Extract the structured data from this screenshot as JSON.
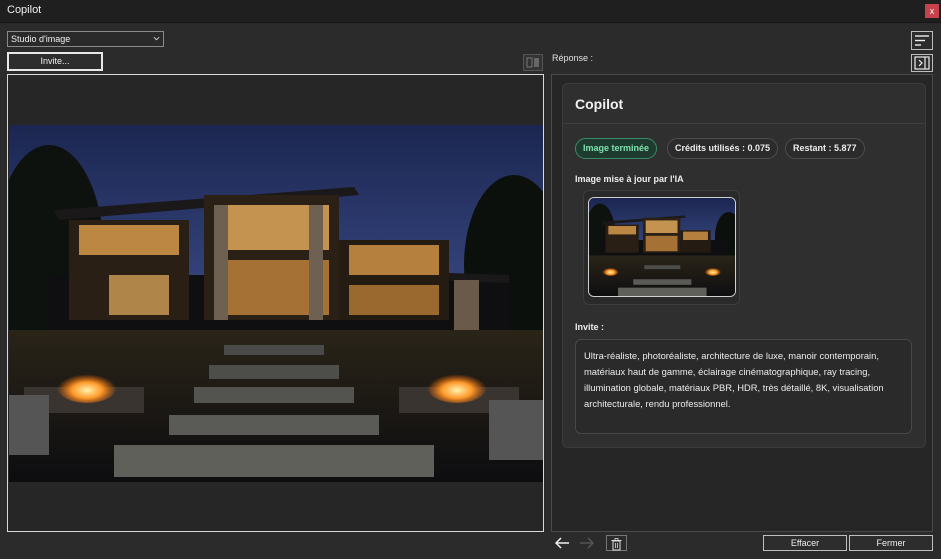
{
  "window": {
    "title": "Copilot",
    "close_label": "x"
  },
  "toolbar": {
    "mode_select": "Studio d'image",
    "invite_button": "Invite...",
    "reponse_label": "Réponse :"
  },
  "card": {
    "title": "Copilot",
    "badges": {
      "status": "Image terminée",
      "credits": "Crédits utilisés : 0.075",
      "remaining": "Restant : 5.877"
    },
    "image_label": "Image mise à jour par l'IA",
    "invite_label": "Invite :",
    "prompt_text": "Ultra-réaliste, photoréaliste, architecture de luxe, manoir contemporain, matériaux haut de gamme, éclairage cinématographique, ray tracing, illumination globale, matériaux PBR, HDR, très détaillé, 8K, visualisation architecturale, rendu professionnel."
  },
  "footer": {
    "clear_button": "Effacer",
    "close_button": "Fermer"
  },
  "icons": {
    "back": "arrow-left-icon",
    "forward": "arrow-right-icon",
    "delete": "trash-icon",
    "menu": "sort-lines-icon",
    "panel": "panel-toggle-icon",
    "compare": "compare-icon"
  },
  "colors": {
    "accent_green": "#3a8c66",
    "close_red": "#c9414a"
  }
}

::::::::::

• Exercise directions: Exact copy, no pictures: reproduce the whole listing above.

• Result:
Extract the structured data from this screenshot as JSON.
{
  "window": {
    "title": "Copilot",
    "close_label": "x"
  },
  "toolbar": {
    "mode_select": "Studio d'image",
    "invite_button": "Invite...",
    "reponse_label": "Réponse :"
  },
  "card": {
    "title": "Copilot",
    "badges": {
      "status": "Image terminée",
      "credits": "Crédits utilisés : 0.075",
      "remaining": "Restant : 5.877"
    },
    "image_label": "Image mise à jour par l'IA",
    "invite_label": "Invite :",
    "prompt_text": "Ultra-réaliste, photoréaliste, architecture de luxe, manoir contemporain, matériaux haut de gamme, éclairage cinématographique, ray tracing, illumination globale, matériaux PBR, HDR, très détaillé, 8K, visualisation architecturale, rendu professionnel."
  },
  "footer": {
    "clear_button": "Effacer",
    "close_button": "Fermer"
  },
  "icons": {
    "back": "arrow-left-icon",
    "forward": "arrow-right-icon",
    "delete": "trash-icon",
    "menu": "sort-lines-icon",
    "panel": "panel-toggle-icon",
    "compare": "compare-icon"
  },
  "colors": {
    "accent_green": "#3a8c66",
    "close_red": "#c9414a"
  }
}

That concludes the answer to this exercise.